◆ **Task description**: The response should be the records below, repeated exactly, with each picture left out.
[Data supplied — start]
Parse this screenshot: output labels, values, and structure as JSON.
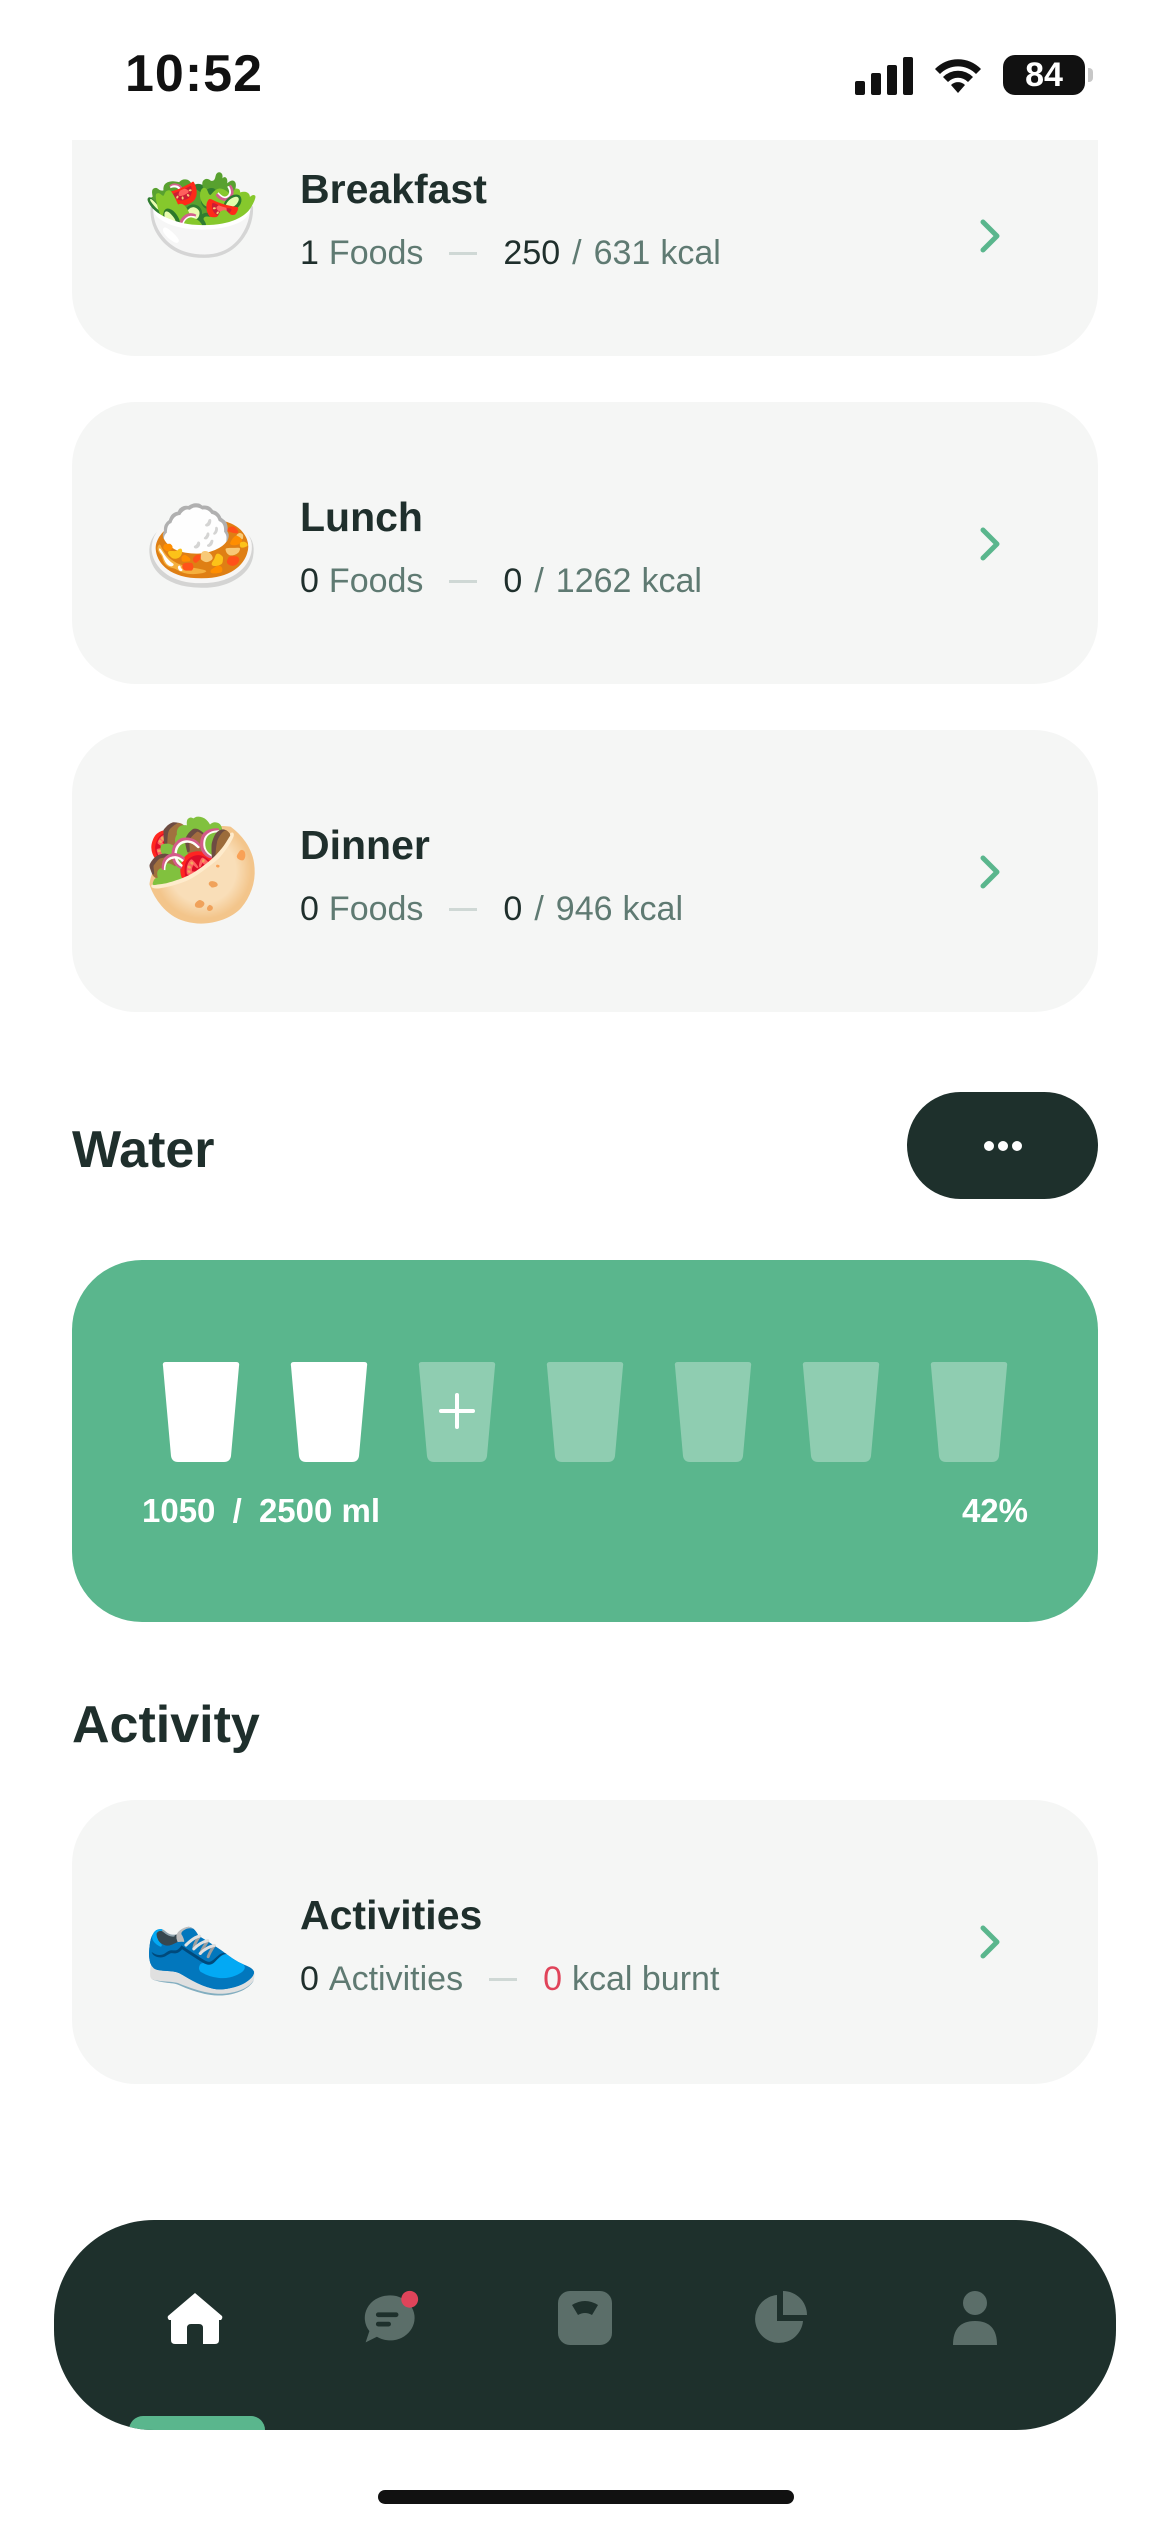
{
  "status_bar": {
    "time": "10:52",
    "battery": "84"
  },
  "meals": [
    {
      "name": "Breakfast",
      "emoji": "🥗",
      "icon": "salad-icon",
      "foods_count": "1",
      "foods_label": "Foods",
      "kcal_eaten": "250",
      "kcal_goal": "631",
      "kcal_unit": "kcal"
    },
    {
      "name": "Lunch",
      "emoji": "🍛",
      "icon": "curry-rice-icon",
      "foods_count": "0",
      "foods_label": "Foods",
      "kcal_eaten": "0",
      "kcal_goal": "1262",
      "kcal_unit": "kcal"
    },
    {
      "name": "Dinner",
      "emoji": "🥙",
      "icon": "stuffed-flatbread-icon",
      "foods_count": "0",
      "foods_label": "Foods",
      "kcal_eaten": "0",
      "kcal_goal": "946",
      "kcal_unit": "kcal"
    }
  ],
  "water": {
    "title": "Water",
    "more_icon": "ellipsis-icon",
    "consumed_ml": "1050",
    "goal_ml": "2500",
    "unit": "ml",
    "percent": "42%",
    "cups_total": 7,
    "cups_filled": 2,
    "add_cup_index": 2
  },
  "activity": {
    "title": "Activity",
    "card_title": "Activities",
    "emoji": "👟",
    "icon": "sneaker-icon",
    "count": "0",
    "count_label": "Activities",
    "kcal_burnt": "0",
    "kcal_label": "kcal burnt"
  },
  "nav": {
    "items": [
      "home-icon",
      "chat-icon",
      "scale-icon",
      "pie-chart-icon",
      "profile-icon"
    ],
    "active": "home-icon",
    "notification_dot_on": "chat-icon"
  },
  "colors": {
    "accent_green": "#5ab68d",
    "dark": "#1e302c",
    "card_bg": "#f5f6f5",
    "muted_text": "#5f7a72",
    "alert_red": "#e0445a"
  }
}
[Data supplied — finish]
◆ **Written answer**:
Parse this screenshot: output labels, values, and structure as JSON.
{
  "status_bar": {
    "time": "10:52",
    "battery": "84"
  },
  "meals": [
    {
      "name": "Breakfast",
      "emoji": "🥗",
      "icon": "salad-icon",
      "foods_count": "1",
      "foods_label": "Foods",
      "kcal_eaten": "250",
      "kcal_goal": "631",
      "kcal_unit": "kcal"
    },
    {
      "name": "Lunch",
      "emoji": "🍛",
      "icon": "curry-rice-icon",
      "foods_count": "0",
      "foods_label": "Foods",
      "kcal_eaten": "0",
      "kcal_goal": "1262",
      "kcal_unit": "kcal"
    },
    {
      "name": "Dinner",
      "emoji": "🥙",
      "icon": "stuffed-flatbread-icon",
      "foods_count": "0",
      "foods_label": "Foods",
      "kcal_eaten": "0",
      "kcal_goal": "946",
      "kcal_unit": "kcal"
    }
  ],
  "water": {
    "title": "Water",
    "more_icon": "ellipsis-icon",
    "consumed_ml": "1050",
    "goal_ml": "2500",
    "unit": "ml",
    "percent": "42%",
    "cups_total": 7,
    "cups_filled": 2,
    "add_cup_index": 2
  },
  "activity": {
    "title": "Activity",
    "card_title": "Activities",
    "emoji": "👟",
    "icon": "sneaker-icon",
    "count": "0",
    "count_label": "Activities",
    "kcal_burnt": "0",
    "kcal_label": "kcal burnt"
  },
  "nav": {
    "items": [
      "home-icon",
      "chat-icon",
      "scale-icon",
      "pie-chart-icon",
      "profile-icon"
    ],
    "active": "home-icon",
    "notification_dot_on": "chat-icon"
  },
  "colors": {
    "accent_green": "#5ab68d",
    "dark": "#1e302c",
    "card_bg": "#f5f6f5",
    "muted_text": "#5f7a72",
    "alert_red": "#e0445a"
  }
}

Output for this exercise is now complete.